**INSTRUCTIONS TO FOLLOW**:
Every line of the listing belongs in your answer exactly as written; the images do not.
########################################
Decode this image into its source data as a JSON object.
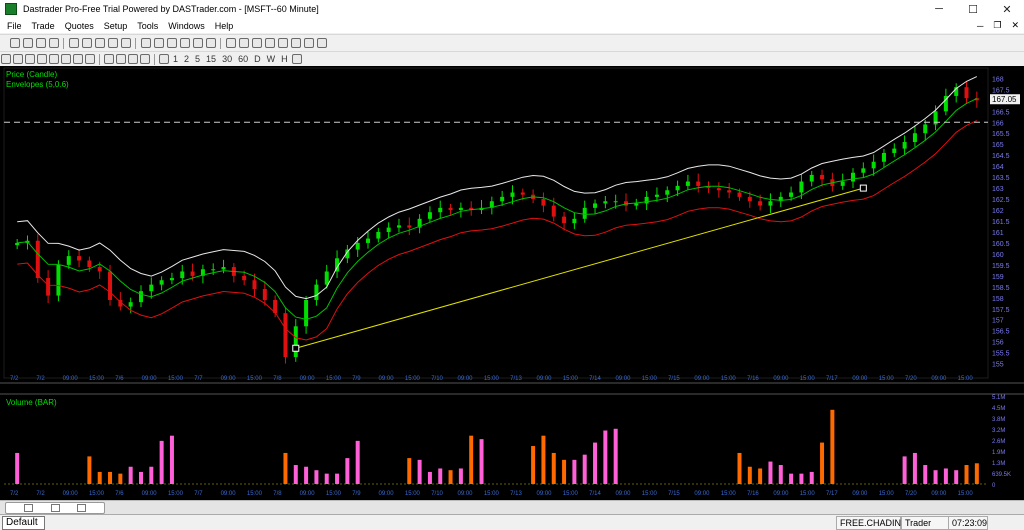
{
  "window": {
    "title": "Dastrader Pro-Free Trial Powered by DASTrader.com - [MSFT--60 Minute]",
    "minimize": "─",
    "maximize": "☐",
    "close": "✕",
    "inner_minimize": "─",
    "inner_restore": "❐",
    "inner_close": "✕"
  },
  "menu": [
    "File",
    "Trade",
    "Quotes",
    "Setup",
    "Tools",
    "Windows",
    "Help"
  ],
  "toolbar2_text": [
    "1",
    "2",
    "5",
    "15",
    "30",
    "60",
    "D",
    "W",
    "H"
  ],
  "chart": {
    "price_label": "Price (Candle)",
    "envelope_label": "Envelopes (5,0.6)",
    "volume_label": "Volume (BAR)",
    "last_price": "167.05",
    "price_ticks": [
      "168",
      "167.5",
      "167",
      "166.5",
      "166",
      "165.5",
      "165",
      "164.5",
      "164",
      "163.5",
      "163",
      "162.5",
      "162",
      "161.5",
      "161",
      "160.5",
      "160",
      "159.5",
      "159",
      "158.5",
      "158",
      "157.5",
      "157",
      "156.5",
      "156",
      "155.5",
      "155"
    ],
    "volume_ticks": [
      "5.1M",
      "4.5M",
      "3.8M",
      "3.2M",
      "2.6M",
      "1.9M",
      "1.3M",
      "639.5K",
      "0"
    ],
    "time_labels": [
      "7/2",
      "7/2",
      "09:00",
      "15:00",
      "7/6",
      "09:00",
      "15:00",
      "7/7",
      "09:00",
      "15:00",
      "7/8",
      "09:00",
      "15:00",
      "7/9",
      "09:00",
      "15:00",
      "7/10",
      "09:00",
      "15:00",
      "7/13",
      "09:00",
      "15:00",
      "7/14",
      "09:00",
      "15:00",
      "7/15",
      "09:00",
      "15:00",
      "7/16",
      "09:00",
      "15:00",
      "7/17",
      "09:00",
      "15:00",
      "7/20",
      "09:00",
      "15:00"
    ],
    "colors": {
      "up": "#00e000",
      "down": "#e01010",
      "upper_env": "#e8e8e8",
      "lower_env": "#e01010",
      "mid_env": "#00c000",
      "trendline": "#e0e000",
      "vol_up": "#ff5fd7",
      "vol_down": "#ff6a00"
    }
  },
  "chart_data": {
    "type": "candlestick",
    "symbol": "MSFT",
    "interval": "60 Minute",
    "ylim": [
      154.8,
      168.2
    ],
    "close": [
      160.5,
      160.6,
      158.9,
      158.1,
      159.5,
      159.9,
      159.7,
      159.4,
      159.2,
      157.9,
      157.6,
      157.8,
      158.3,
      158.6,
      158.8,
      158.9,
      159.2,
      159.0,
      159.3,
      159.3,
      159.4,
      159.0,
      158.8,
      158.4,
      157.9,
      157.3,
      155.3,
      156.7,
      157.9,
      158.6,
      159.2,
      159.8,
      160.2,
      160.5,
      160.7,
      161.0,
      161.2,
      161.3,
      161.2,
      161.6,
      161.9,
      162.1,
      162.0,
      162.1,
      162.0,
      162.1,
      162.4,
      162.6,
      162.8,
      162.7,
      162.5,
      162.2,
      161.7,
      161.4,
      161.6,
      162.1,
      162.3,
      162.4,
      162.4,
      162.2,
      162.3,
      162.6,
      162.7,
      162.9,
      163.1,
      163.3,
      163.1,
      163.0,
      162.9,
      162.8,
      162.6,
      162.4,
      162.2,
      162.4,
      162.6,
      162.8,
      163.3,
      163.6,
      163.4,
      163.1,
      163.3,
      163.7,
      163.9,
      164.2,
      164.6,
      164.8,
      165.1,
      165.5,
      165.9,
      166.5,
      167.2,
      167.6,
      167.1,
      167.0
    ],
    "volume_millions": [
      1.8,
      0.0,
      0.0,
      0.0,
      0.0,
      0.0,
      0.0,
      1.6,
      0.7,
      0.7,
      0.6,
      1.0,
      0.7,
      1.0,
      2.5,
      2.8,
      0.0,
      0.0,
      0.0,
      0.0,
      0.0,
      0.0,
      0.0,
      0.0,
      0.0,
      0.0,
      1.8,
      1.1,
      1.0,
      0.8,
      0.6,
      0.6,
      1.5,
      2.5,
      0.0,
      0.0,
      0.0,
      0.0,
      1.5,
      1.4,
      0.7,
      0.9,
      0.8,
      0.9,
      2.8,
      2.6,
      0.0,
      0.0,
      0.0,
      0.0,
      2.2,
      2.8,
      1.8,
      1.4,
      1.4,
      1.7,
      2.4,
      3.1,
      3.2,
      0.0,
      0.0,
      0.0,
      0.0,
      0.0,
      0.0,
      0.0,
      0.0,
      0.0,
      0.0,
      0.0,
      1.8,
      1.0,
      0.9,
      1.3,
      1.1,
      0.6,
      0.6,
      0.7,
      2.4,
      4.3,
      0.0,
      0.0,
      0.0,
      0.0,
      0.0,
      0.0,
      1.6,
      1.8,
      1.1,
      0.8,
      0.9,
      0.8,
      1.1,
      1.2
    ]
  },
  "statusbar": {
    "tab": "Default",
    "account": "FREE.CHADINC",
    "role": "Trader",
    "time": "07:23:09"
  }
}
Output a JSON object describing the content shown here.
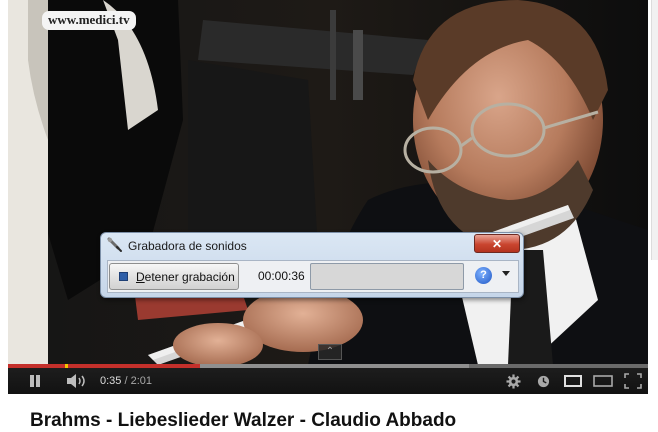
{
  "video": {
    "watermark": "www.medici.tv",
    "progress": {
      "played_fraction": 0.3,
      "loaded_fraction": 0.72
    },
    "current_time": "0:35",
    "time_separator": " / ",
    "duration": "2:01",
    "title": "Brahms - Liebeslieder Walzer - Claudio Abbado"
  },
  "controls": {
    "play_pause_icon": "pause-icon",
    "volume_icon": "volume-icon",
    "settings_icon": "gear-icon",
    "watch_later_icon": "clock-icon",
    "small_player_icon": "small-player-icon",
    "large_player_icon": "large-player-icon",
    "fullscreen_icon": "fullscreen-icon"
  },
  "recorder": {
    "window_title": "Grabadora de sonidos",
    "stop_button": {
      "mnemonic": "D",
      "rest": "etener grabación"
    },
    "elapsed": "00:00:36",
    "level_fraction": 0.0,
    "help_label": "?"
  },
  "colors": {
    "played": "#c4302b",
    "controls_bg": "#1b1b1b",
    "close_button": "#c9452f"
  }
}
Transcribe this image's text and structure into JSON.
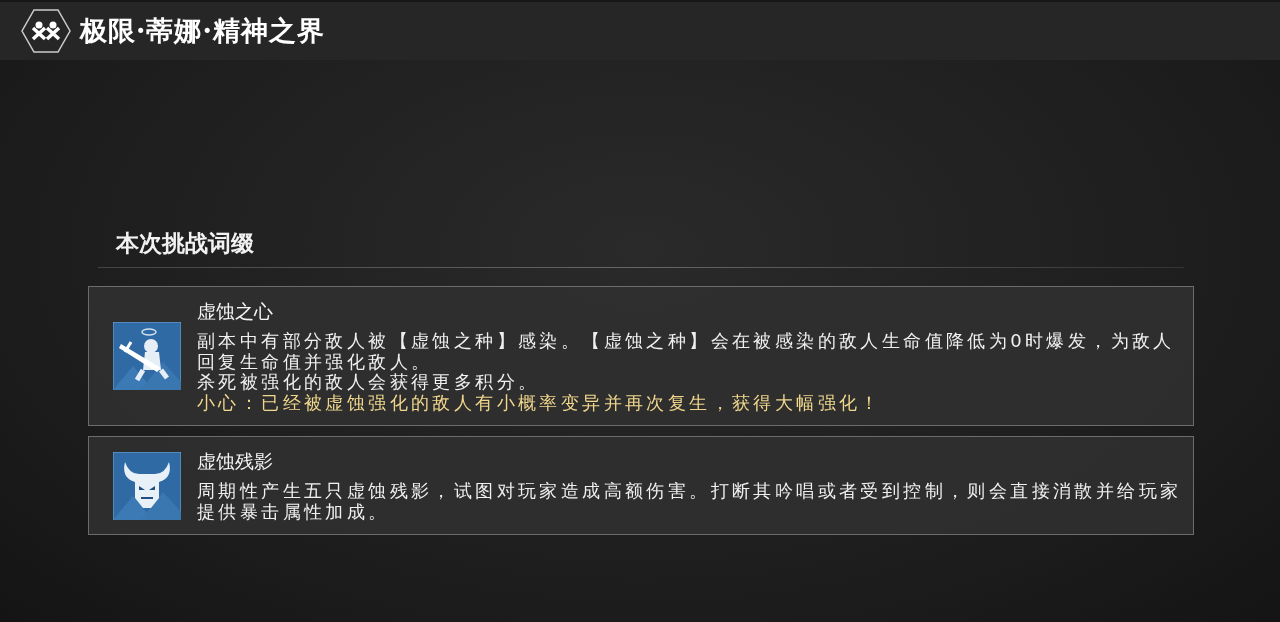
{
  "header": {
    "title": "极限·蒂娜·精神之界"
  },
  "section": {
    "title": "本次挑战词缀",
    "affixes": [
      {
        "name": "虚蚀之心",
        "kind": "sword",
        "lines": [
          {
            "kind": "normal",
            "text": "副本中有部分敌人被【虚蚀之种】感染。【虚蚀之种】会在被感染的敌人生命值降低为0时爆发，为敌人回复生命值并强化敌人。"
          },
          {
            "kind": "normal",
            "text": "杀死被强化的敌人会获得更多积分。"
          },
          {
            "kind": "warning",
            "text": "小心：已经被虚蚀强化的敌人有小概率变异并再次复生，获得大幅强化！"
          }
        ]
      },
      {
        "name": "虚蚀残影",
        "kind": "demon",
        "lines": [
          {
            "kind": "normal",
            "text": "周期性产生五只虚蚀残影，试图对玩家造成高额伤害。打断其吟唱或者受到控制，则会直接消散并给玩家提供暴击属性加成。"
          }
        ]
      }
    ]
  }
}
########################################
**YOUR SOLUTION**:
Decode this image into its source data as a JSON object.
{
  "window": {
    "title": "Dastrader Pro-Free Trial Powered by DASTrader.com - [MSFT--60 Minute]",
    "minimize": "─",
    "maximize": "☐",
    "close": "✕",
    "inner_minimize": "─",
    "inner_restore": "❐",
    "inner_close": "✕"
  },
  "menu": [
    "File",
    "Trade",
    "Quotes",
    "Setup",
    "Tools",
    "Windows",
    "Help"
  ],
  "toolbar2_text": [
    "1",
    "2",
    "5",
    "15",
    "30",
    "60",
    "D",
    "W",
    "H"
  ],
  "chart": {
    "price_label": "Price (Candle)",
    "envelope_label": "Envelopes (5,0.6)",
    "volume_label": "Volume (BAR)",
    "last_price": "167.05",
    "price_ticks": [
      "168",
      "167.5",
      "167",
      "166.5",
      "166",
      "165.5",
      "165",
      "164.5",
      "164",
      "163.5",
      "163",
      "162.5",
      "162",
      "161.5",
      "161",
      "160.5",
      "160",
      "159.5",
      "159",
      "158.5",
      "158",
      "157.5",
      "157",
      "156.5",
      "156",
      "155.5",
      "155"
    ],
    "volume_ticks": [
      "5.1M",
      "4.5M",
      "3.8M",
      "3.2M",
      "2.6M",
      "1.9M",
      "1.3M",
      "639.5K",
      "0"
    ],
    "time_labels": [
      "7/2",
      "7/2",
      "09:00",
      "15:00",
      "7/6",
      "09:00",
      "15:00",
      "7/7",
      "09:00",
      "15:00",
      "7/8",
      "09:00",
      "15:00",
      "7/9",
      "09:00",
      "15:00",
      "7/10",
      "09:00",
      "15:00",
      "7/13",
      "09:00",
      "15:00",
      "7/14",
      "09:00",
      "15:00",
      "7/15",
      "09:00",
      "15:00",
      "7/16",
      "09:00",
      "15:00",
      "7/17",
      "09:00",
      "15:00",
      "7/20",
      "09:00",
      "15:00"
    ],
    "colors": {
      "up": "#00e000",
      "down": "#e01010",
      "upper_env": "#e8e8e8",
      "lower_env": "#e01010",
      "mid_env": "#00c000",
      "trendline": "#e0e000",
      "vol_up": "#ff5fd7",
      "vol_down": "#ff6a00"
    }
  },
  "chart_data": {
    "type": "candlestick",
    "symbol": "MSFT",
    "interval": "60 Minute",
    "ylim": [
      154.8,
      168.2
    ],
    "close": [
      160.5,
      160.6,
      158.9,
      158.1,
      159.5,
      159.9,
      159.7,
      159.4,
      159.2,
      157.9,
      157.6,
      157.8,
      158.3,
      158.6,
      158.8,
      158.9,
      159.2,
      159.0,
      159.3,
      159.3,
      159.4,
      159.0,
      158.8,
      158.4,
      157.9,
      157.3,
      155.3,
      156.7,
      157.9,
      158.6,
      159.2,
      159.8,
      160.2,
      160.5,
      160.7,
      161.0,
      161.2,
      161.3,
      161.2,
      161.6,
      161.9,
      162.1,
      162.0,
      162.1,
      162.0,
      162.1,
      162.4,
      162.6,
      162.8,
      162.7,
      162.5,
      162.2,
      161.7,
      161.4,
      161.6,
      162.1,
      162.3,
      162.4,
      162.4,
      162.2,
      162.3,
      162.6,
      162.7,
      162.9,
      163.1,
      163.3,
      163.1,
      163.0,
      162.9,
      162.8,
      162.6,
      162.4,
      162.2,
      162.4,
      162.6,
      162.8,
      163.3,
      163.6,
      163.4,
      163.1,
      163.3,
      163.7,
      163.9,
      164.2,
      164.6,
      164.8,
      165.1,
      165.5,
      165.9,
      166.5,
      167.2,
      167.6,
      167.1,
      167.0
    ],
    "volume_millions": [
      1.8,
      0.0,
      0.0,
      0.0,
      0.0,
      0.0,
      0.0,
      1.6,
      0.7,
      0.7,
      0.6,
      1.0,
      0.7,
      1.0,
      2.5,
      2.8,
      0.0,
      0.0,
      0.0,
      0.0,
      0.0,
      0.0,
      0.0,
      0.0,
      0.0,
      0.0,
      1.8,
      1.1,
      1.0,
      0.8,
      0.6,
      0.6,
      1.5,
      2.5,
      0.0,
      0.0,
      0.0,
      0.0,
      1.5,
      1.4,
      0.7,
      0.9,
      0.8,
      0.9,
      2.8,
      2.6,
      0.0,
      0.0,
      0.0,
      0.0,
      2.2,
      2.8,
      1.8,
      1.4,
      1.4,
      1.7,
      2.4,
      3.1,
      3.2,
      0.0,
      0.0,
      0.0,
      0.0,
      0.0,
      0.0,
      0.0,
      0.0,
      0.0,
      0.0,
      0.0,
      1.8,
      1.0,
      0.9,
      1.3,
      1.1,
      0.6,
      0.6,
      0.7,
      2.4,
      4.3,
      0.0,
      0.0,
      0.0,
      0.0,
      0.0,
      0.0,
      1.6,
      1.8,
      1.1,
      0.8,
      0.9,
      0.8,
      1.1,
      1.2
    ]
  },
  "statusbar": {
    "tab": "Default",
    "account": "FREE.CHADINC",
    "role": "Trader",
    "time": "07:23:09"
  }
}
Output a JSON object describing the content shown here.
{
  "video": {
    "watermark": "www.medici.tv",
    "progress": {
      "played_fraction": 0.3,
      "loaded_fraction": 0.72
    },
    "current_time": "0:35",
    "time_separator": " / ",
    "duration": "2:01",
    "title": "Brahms - Liebeslieder Walzer - Claudio Abbado"
  },
  "controls": {
    "play_pause_icon": "pause-icon",
    "volume_icon": "volume-icon",
    "settings_icon": "gear-icon",
    "watch_later_icon": "clock-icon",
    "small_player_icon": "small-player-icon",
    "large_player_icon": "large-player-icon",
    "fullscreen_icon": "fullscreen-icon"
  },
  "recorder": {
    "window_title": "Grabadora de sonidos",
    "stop_button": {
      "mnemonic": "D",
      "rest": "etener grabación"
    },
    "elapsed": "00:00:36",
    "level_fraction": 0.0,
    "help_label": "?"
  },
  "colors": {
    "played": "#c4302b",
    "controls_bg": "#1b1b1b",
    "close_button": "#c9452f"
  }
}
Transcribe this image's text and structure into JSON.
{
  "header": {
    "title": "极限·蒂娜·精神之界"
  },
  "section": {
    "title": "本次挑战词缀",
    "affixes": [
      {
        "name": "虚蚀之心",
        "kind": "sword",
        "lines": [
          {
            "kind": "normal",
            "text": "副本中有部分敌人被【虚蚀之种】感染。【虚蚀之种】会在被感染的敌人生命值降低为0时爆发，为敌人回复生命值并强化敌人。"
          },
          {
            "kind": "normal",
            "text": "杀死被强化的敌人会获得更多积分。"
          },
          {
            "kind": "warning",
            "text": "小心：已经被虚蚀强化的敌人有小概率变异并再次复生，获得大幅强化！"
          }
        ]
      },
      {
        "name": "虚蚀残影",
        "kind": "demon",
        "lines": [
          {
            "kind": "normal",
            "text": "周期性产生五只虚蚀残影，试图对玩家造成高额伤害。打断其吟唱或者受到控制，则会直接消散并给玩家提供暴击属性加成。"
          }
        ]
      }
    ]
  }
}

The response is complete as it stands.